[Opening EXERCISE INPUT section]
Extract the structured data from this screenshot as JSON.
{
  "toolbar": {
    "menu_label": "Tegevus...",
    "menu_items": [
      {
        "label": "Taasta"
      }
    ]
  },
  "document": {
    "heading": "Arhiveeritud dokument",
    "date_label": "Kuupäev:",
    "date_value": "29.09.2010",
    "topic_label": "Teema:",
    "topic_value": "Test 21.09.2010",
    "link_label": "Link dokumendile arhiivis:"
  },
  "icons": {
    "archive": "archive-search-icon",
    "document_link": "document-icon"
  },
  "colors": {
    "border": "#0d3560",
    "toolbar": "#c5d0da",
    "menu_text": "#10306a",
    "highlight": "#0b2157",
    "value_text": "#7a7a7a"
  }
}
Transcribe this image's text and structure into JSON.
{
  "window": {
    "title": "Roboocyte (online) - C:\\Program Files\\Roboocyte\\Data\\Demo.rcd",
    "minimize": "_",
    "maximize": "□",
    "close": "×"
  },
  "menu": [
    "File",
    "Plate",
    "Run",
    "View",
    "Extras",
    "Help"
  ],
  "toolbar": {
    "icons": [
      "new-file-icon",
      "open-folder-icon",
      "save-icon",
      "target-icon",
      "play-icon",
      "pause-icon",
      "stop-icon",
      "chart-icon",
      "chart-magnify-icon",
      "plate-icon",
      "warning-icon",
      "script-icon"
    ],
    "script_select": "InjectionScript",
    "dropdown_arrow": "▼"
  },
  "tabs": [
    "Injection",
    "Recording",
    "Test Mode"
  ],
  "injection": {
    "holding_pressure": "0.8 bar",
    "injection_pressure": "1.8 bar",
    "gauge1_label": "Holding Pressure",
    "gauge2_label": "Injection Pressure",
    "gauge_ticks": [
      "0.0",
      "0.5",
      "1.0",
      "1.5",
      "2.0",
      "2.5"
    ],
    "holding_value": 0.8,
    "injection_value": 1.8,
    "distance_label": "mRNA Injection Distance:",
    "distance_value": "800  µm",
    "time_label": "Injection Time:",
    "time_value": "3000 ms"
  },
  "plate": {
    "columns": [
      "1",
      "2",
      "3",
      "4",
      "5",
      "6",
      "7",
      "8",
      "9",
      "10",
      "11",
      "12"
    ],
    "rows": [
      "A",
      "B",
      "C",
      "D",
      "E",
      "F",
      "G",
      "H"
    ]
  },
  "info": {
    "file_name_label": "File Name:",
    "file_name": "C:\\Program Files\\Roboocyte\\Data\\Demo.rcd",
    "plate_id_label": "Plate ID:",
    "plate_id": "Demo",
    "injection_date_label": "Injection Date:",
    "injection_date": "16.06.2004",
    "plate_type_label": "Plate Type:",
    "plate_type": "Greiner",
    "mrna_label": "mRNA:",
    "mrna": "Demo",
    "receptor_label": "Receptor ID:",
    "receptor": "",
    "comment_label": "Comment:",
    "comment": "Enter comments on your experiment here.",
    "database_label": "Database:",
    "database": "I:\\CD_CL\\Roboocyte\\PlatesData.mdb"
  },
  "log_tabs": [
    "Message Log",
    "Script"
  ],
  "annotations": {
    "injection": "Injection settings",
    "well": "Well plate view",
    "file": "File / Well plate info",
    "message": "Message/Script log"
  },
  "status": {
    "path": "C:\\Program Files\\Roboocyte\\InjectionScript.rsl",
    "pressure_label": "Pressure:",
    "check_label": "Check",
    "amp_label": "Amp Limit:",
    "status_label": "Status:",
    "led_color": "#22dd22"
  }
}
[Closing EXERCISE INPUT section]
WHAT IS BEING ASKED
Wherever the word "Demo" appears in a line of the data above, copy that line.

WRITTEN RESPONSE
    "title": "Roboocyte (online) - C:\\Program Files\\Roboocyte\\Data\\Demo.rcd",
    "file_name": "C:\\Program Files\\Roboocyte\\Data\\Demo.rcd",
    "plate_id": "Demo",
    "mrna": "Demo",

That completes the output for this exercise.